News from the Turtle Foundation
(Newsletter September 2021)
Dear friends of Turtle Foundation,
At the beginning of September, the International Congress of the World Conservation Union IUCN took place in Marseille, France. One of the main topics this year was restoring the health of the oceans. The habitat of sea turtles has been severely affected by various human impacts in recent decades: Littering, industrial fishing, climate change, and other factors are increasingly throwing the marine ecosystem out of balance.
However, the IUCN also publishes the well-known international Red List of endangered animal and plant species. Currently, six of the seven existing species of sea turtles are listed there in the endangered categories! For the seventh species, the Australian flatback turtle, just data for the exact classification are missing; however, scientists assume a considerable threat for this species as well.
Sea turtles are fascinating animals that perform important tasks in the battered ecosystems of the oceans.
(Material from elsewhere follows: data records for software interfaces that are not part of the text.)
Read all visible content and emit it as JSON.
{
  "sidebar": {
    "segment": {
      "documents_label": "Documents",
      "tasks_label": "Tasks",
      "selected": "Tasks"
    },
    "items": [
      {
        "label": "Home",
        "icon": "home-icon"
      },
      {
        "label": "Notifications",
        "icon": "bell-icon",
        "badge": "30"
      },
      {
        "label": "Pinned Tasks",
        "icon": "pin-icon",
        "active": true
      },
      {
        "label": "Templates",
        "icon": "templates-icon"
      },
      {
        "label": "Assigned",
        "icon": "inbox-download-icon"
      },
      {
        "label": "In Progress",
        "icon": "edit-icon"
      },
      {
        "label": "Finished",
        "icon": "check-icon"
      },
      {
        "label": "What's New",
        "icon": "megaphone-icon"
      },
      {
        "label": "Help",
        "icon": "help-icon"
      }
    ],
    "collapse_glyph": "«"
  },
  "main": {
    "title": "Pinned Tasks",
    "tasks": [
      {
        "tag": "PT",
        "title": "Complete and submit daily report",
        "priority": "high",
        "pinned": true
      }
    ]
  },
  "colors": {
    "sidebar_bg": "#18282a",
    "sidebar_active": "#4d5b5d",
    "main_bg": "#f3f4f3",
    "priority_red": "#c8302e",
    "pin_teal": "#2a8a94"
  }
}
They must not be let go extinct! With your help, Turtle Foundation is currently protecting five species of sea turtles in its projects in Indonesia and on the Cape Verdean island of Boa Vista.
New office in Bali
In Indonesia we have made some changes on the administrative level during the last months. While the project work of the Turtle Foundation has been organized in a rather decentralized way there so far, the increasing number and complexity of the projects now made it necessary to consolidate the administrative work. For this purpose, our Indonesian management team have moved into a new office in Bali. The location near the geographical center of Indonesia allows close contact with both the projects and the authorities. Jatmiko, Gaura, and Jayuli will now coordinate all conservation projects in Indonesia from there, enabling us to make our fight against sea turtle exploitation in Indonesia even more efficient.
Swimming courses for children
Although our project island Boa Vista is located in the middle of the Atlantic Ocean, the majority of local children and teenagers cannot swim properly. Every year, therefore, there are fatal accidents.
In order to familiarize the children on Boa Vista with the element of water and thus also bring them closer to the habitat of the sea turtles, we started a new project under the motto “Knowing how to swim can save lives!” as part of our conservation-related community activities. The first part of the project has just been completed: The training of local swimming instructors. Now the work with the children begins. After a basic course in the swimming pool, the advanced courses will take place directly in the sea and will also include the use of diving goggles and snorkels. This will give the children their first glimpse of the magic of the underwater world. Special emphasis will be placed on recognition and correct behavior in relation to dangerous ocean currents.
Poaching on Boa Vista
On August 18, heavy rains fell on Boa Vista. After a long period of drought, the rain was eagerly awaited by the people, but it was not a good day for the turtles nesting there. Due to the water masses flowing from the mountains over the beaches into the sea, some important beach sections were no longer accessible from our camps. Unfortunately, this did not go unnoticed by the local poachers, and they made their way via another route to the temporarily unprotected beach of Cruz do Morto. After the rain subsided, our ranger patrol found the remains of three poached turtles there!
But there is also good news: despite isolated setbacks, this nesting season’s numbers of verified poaching incidents still remain low compared to past years. In addition, there is a great success of the “Sea Turtle Surveillance Task Force”, an initiative of the local nature conservation authority DNA, whose activity we support with a night vision drone and species protection dog team. At the end of August, two turtle poachers were caught red-handed on a beach near the island’s capital Sal Rei by the task force’s drone team and arrested by the police who were called in. During the subsequent search of the crime scene with the conservation dogs, a bloody knife was found as further evidence. The perpetrators have since been fined in the local court. A spectacular milestone for the application of new techniques to protect endangered sea turtles on Boa Vista!